Coming across as a thinly veiled attempt at political satire, writer/lead actor Steve Carell has taken his storyline from the current POTUS’s creation of a special branch of the United States Military intended to protect our country’s extraterrestrial interests from international threats. Carell portrays Mark Naird (pronounced “nerd) who has just been promoted to an Air Force four-star general. Instead of wresting away control of the Air Force from his arch-rival General Kirk Grabaston (name pun intended!) (Noah Emmerich), Naird is given the command of the newly created US Space Force to put “boots on the moon” by 2024.
All is not well in the Naird household: wife Maggie (Lisa Kudrow) and daughter Erin (Diana Silvers) are unhappy with the tradeoff of DC’s sophisticated Beltway for Colorado’s “cowboy belt-way” where an abandoned NORAD facility will house this new branch. Maggie soon receives a 40-year prison sentence for unspecified crimes while Erin keeps late-night hours with handsome Russian “visitor” Captain Yuri “Bobby” Telatovitch (Alex Sparrow).
Mark acquires a totally inept aide-de-camp, General Brad Gregory (Don Lake), a self-serving social media director F. Tony “F**k Tony” Scarapiducci (Ben Schwartz), and a nitpicking scientist colleague Dr. Adrian Mallory (John Malkovich). The Space Force team gets charged with launching the Epsilon 6 satellite into orbit with minimal preparation. Miraculously, the launch succeeds only to have the E6’s solar panels clipped off by a passing Chinese satellite. A ludicrous attempt to repair the damaged satellite by chimpanzee Marcus who spacewalks from his abandoned orbiter utterly fails.
A Congressional review of the Space Force budget is conducted by House Speaker Pitosi (Concetta Tomei) and mouthy junior rep Anastasia Ysidro-Campos “AYC” (Ginger Gonzaga). Mallory saves the day for the Space Force while General Grabaston gets his ass handed to him when his extravagant Air Force budget gets torched.
More perils await General Naird, including the Indian launch of a rocket that looks amazingly like the U.S. Pegasus model and alarming pictures sent by the Prospector satellite showing a Chinese lunar base on the Sea of Tranquility, the proposed landing site for Space Force’s own craft. The Space Force lunar habitat project is shifted into high gear. Naird places novice astronaut Captain Angela Ali (Tawny Newsome) in charge of the spacecraft and rocket scientist Dr. Chan Kaifang (Jimmy O. Yang), her new beau, in charge of the ground crew. A shortage of skilled trades personnel forces Naird to assemble a motley support crew completely unprepared for the challenges of space travel.
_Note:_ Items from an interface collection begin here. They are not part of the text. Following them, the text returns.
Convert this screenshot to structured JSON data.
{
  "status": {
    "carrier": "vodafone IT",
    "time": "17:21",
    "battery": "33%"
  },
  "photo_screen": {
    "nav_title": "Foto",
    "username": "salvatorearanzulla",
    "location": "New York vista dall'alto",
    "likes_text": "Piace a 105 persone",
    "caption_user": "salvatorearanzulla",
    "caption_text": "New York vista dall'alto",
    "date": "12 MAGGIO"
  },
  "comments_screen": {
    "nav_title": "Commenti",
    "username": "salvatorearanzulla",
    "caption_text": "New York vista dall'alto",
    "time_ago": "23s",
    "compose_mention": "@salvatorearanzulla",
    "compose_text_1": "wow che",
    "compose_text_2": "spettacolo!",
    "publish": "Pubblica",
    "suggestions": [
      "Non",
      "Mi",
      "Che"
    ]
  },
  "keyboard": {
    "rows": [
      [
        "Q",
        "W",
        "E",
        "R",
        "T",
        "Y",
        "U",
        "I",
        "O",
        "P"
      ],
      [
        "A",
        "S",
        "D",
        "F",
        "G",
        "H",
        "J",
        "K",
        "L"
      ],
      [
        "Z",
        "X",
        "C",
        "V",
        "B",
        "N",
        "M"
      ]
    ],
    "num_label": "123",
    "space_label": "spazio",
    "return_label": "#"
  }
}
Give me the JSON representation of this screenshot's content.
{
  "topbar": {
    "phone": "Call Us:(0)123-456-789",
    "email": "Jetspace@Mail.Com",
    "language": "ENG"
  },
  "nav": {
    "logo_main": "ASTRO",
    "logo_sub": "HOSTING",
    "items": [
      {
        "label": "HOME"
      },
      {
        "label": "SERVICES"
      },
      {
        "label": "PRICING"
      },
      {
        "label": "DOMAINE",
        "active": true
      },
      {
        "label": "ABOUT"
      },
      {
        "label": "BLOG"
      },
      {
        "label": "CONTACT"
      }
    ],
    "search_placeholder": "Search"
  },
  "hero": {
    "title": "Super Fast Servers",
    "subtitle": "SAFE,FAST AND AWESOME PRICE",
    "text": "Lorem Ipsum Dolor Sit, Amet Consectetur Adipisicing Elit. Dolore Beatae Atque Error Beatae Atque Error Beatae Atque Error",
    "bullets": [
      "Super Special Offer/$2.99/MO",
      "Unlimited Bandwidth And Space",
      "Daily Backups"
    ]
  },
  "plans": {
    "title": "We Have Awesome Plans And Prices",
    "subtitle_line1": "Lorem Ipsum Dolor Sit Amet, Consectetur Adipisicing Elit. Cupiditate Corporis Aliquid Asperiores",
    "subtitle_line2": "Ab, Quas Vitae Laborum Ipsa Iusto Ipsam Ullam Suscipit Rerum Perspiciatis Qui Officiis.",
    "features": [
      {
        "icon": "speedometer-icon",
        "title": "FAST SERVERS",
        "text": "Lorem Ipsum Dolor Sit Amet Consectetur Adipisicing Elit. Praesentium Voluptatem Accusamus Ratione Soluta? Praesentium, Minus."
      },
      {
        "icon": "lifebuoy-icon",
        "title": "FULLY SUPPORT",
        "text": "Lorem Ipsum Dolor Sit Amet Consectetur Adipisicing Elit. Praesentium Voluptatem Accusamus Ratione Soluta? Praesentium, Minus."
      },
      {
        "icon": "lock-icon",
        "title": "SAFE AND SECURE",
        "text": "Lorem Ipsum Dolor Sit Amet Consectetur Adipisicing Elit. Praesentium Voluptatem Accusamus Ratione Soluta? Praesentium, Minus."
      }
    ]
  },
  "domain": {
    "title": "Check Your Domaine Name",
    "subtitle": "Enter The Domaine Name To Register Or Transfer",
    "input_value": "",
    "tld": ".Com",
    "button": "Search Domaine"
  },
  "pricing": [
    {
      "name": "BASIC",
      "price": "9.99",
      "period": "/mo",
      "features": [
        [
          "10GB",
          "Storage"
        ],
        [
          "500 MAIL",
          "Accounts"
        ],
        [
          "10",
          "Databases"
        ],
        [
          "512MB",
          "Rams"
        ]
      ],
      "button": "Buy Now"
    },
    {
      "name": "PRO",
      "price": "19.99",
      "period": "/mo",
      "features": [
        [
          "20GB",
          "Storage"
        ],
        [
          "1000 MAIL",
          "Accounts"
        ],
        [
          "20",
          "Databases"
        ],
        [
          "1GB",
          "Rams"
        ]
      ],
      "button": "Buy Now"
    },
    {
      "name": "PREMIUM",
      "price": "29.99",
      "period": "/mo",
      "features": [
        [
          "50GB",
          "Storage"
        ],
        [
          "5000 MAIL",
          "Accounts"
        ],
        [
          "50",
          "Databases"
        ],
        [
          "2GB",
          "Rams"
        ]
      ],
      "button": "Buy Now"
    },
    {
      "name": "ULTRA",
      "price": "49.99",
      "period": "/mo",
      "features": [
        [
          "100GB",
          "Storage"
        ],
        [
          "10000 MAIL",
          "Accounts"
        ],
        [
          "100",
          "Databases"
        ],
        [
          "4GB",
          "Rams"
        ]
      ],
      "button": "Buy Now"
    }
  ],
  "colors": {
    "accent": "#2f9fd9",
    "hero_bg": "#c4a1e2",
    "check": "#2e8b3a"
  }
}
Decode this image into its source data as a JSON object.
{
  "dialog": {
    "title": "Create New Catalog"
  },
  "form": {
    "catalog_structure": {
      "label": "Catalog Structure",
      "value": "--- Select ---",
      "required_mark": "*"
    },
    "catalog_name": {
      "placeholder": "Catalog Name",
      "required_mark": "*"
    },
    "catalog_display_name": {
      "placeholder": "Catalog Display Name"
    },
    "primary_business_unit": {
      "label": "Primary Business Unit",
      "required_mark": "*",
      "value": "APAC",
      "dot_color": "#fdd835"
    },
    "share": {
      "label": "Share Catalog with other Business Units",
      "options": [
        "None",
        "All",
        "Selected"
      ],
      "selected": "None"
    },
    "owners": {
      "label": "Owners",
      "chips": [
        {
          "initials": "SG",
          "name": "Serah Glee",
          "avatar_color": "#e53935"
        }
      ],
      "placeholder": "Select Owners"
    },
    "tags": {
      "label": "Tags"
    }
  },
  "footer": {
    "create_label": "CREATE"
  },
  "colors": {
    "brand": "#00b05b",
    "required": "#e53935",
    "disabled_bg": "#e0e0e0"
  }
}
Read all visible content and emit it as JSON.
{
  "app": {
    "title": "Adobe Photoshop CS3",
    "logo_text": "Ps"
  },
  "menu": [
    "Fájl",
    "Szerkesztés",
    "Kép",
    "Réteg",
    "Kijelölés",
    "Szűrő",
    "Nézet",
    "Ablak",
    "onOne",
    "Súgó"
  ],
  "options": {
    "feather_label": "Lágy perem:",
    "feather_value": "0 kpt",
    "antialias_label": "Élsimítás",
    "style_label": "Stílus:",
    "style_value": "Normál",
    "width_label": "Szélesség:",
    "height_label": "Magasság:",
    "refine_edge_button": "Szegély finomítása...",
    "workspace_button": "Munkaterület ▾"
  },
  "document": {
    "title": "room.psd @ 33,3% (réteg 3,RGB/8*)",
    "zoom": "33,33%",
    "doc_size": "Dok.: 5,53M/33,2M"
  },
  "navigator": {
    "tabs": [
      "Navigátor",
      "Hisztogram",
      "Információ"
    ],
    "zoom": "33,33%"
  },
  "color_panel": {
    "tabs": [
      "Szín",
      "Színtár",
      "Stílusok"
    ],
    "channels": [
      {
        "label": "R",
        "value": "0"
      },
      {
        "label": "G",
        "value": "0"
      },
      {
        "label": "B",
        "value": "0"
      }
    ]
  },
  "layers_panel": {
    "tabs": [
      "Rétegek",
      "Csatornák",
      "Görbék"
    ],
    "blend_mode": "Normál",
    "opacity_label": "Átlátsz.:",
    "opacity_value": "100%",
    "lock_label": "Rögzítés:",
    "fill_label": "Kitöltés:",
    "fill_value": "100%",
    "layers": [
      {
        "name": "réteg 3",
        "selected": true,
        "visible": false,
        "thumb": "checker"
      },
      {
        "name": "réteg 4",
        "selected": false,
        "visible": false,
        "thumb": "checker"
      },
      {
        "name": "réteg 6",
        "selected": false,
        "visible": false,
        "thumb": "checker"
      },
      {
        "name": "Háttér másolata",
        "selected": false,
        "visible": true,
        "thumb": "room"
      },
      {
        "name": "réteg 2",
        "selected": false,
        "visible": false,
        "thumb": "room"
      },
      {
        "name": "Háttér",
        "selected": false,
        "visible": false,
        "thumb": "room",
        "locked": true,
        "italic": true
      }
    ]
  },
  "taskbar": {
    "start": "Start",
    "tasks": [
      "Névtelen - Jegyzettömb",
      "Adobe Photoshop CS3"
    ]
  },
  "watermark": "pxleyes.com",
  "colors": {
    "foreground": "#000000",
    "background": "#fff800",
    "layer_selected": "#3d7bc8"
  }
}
Could matters get any worse? You will have to watch the final episodes to find out.
Although we never see POTUS, there is little doubt that Space Force is taking direct aim at our current “tweeter-in-chief.” The brief spoofs of Nancy Pelosi and Alexandra Ocasio-Cortez also hit pretty close to home while the collective Chiefs of Staff come across as a true confederacy of dunces. Sad to report, Space Force proceeds in fits (but not of laughter) and in starts (but mostly false ones) as the creative team was clearly undecided about whether this would be a Space Balls-style absurdist sci-fi series or something edgier like Galaxy Quest. This series fails on both counts. There is no shortage of silliness like the “war games” waged between the Space Force and Air Force clad in ridiculous exoskeletons or Naird’s awkwardly crashing the party at the simulated lunar habitat.
Steve Carell gets saddled with yet another lame comedy, and, as he sprints from one meaningless meeting to another, his persona resembles the many losers he has portrayed on big and small screens. The few redeeming features of this 10-episode series are the touching cameo by the late Fred Willard as Naird’s senile father, Malkovich’s prissy scientist, Ben Schwartz’s introduction of internet dinosaur Carell to the wonders of Instagram, and Diane Silver’s free-spirited teenager. At least the special effects are reasonably credible like the Chinese moon rover mowing down the Apollo 11 Mission American flag. To rub more salt in the viewers’ already open wounds, there is a dangling finale that leaves the door open for a second season. Save yourself five hours and shuttle past this one.
Space Force is streaming now in its entirety on Netflix
- The Creative Content: 2.5/5
- Show Creators: Steve Carell | Greg Daniels
- Original Release Date: 29 May 2020
- Streaming Service: Netflix
- Ep. Run Time: 27-36 Mins.
- No. Eps. 10
- Studios & Distributors: Deedle-Dee Productions | Flim Flam | Three Arts Entertainment | Netflix
- Rating Certificate: TV-MA